In recent months, the news media has been filled with unending stories of various politicians and celebrities being accused of sexual harassment, sexual abuse, and sexual assault. It seems like every day another person in the entertainment industry has been brought down because of revelations of behaviors from their past.
Some of these public figures have announced they are going into treatment. Harvey Weinstein has stated he is going into treatment for sexual addiction. Kevin Spacey has announced he is taking time to seek evaluation and treatment. While getting help is likely a good idea for these men, it brings up many questions and concerns.
Many have voiced concern that announcing sex addiction as the problem allows those that have caused harm to others to get a pass – avoid any consequences for what is in fact perpetrating behaviors of sexual offending.

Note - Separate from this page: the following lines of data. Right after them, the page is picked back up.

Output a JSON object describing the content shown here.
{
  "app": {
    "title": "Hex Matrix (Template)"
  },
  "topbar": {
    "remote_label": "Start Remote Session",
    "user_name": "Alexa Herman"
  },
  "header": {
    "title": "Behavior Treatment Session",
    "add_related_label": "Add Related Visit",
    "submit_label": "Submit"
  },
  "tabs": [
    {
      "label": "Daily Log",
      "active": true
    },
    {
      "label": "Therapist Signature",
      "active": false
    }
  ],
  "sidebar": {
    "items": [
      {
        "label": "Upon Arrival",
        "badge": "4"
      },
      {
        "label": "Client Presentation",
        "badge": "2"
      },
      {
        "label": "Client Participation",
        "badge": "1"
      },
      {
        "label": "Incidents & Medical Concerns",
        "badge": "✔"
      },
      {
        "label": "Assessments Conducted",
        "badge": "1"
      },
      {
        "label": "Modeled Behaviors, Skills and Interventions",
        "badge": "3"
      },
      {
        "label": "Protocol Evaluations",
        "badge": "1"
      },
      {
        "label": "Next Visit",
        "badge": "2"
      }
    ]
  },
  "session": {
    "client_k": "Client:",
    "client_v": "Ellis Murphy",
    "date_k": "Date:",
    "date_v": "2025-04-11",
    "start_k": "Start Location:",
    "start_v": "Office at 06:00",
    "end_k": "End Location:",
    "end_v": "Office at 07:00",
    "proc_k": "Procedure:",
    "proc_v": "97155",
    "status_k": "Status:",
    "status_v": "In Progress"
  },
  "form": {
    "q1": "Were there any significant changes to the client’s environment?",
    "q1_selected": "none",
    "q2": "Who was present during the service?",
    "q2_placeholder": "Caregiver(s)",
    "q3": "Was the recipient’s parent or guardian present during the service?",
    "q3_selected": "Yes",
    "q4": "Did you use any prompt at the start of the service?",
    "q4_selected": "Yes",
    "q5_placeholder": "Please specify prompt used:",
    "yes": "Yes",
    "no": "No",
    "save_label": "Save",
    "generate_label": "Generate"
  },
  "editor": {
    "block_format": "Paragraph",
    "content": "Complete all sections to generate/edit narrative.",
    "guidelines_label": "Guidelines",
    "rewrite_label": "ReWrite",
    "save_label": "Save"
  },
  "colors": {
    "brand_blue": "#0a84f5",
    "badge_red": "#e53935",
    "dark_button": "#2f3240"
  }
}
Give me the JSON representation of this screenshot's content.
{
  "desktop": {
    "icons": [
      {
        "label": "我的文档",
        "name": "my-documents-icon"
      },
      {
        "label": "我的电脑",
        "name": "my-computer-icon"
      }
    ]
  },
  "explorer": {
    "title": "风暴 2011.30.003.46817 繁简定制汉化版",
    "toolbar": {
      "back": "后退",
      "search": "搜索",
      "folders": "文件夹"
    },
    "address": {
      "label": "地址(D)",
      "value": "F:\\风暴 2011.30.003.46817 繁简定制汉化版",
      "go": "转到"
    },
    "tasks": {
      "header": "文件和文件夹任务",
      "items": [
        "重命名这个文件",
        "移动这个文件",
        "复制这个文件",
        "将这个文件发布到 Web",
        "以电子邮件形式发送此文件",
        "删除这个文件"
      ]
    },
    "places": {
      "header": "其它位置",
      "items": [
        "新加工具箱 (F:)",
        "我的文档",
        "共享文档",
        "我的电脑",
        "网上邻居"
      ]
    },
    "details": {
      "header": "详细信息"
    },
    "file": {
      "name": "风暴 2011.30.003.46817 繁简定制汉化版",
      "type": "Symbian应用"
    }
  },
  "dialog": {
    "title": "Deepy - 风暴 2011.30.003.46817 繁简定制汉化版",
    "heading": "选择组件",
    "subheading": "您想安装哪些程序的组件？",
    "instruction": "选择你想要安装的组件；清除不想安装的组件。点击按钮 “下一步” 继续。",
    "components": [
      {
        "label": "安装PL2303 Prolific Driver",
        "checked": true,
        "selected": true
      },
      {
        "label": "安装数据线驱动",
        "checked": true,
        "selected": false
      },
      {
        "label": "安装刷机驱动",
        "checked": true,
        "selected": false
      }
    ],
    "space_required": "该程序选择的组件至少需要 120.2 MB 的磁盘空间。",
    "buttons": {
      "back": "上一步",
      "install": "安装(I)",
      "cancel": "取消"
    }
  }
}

Others feel confused on what the difference is between sex addiction and these other bad behaviors being described in the news. Sometimes people in recovery from sex addiction feel shamed or fear that if people knew what they were working on, they would be classified in the same category as Harvey Weinstein or the rest. Partners have described feeling anxiety or another wave of shame as these stories come to the fore. Family members, coworkers, and friends may start talking about these stories in the news with contempt for the one being accused. Comments may be thrown out implicating sex addiction as a false disorder or a way to hide from just being sick. It raises questions from many sides.
In consideration of these questions and concerns, this month I am providing links to some good resources for information on these topics. Here are a few good articles from two well known experts in our field.
Stefanie Carnes, PhD, CSAT-S, is the president of the International Institute for Trauma and Addiction Professionals and is a senior fellow for Meadows Behavioral Healthcare where she works with sexually addicted clients and their families.
Stefanie offers a clear explanation of the very distinct differences between sexual offending and sexual addiction. She says, “I think it is important to state that sex rehab, whether it’s for addiction, offending, or both, is not a spa,” a great description of the reality of entering treatment at one of these facilities.
Rob Weiss, LCSW, CSAT-S is a digital-age intimacy and relationships expert specializing in infidelity and addictions—in particular sex, porn, and love addiction. He is the author of several highly regarded books, including “Out of the Doghouse: A Step-by-Step Relationship Saving Guide for Men Caught Cheating,” and “Sex Addiction 101 and is the Senior Vice President of National Clinical Development for Elements Behavioral Health. Rob is a contributor to Huffington Post and here are some articles he’s written pertinent to this relevant topic:
A look at the issue of consent, and the imbalance of power, and “with so much to lose…what was he thinking”?
Weiss looks at our anger at these issues and what may be underlying the discomfort,
“…some of our anger is about bigger picture issues – anger at men in power who don’t respect women, and anger at men who don’t take responsibility for the harm[s] they cause.”
I hope these resources will help you as you think about and sort through all that is unfolding right now in the news.
Written by: Cheryl Schenck, LPC, CSAT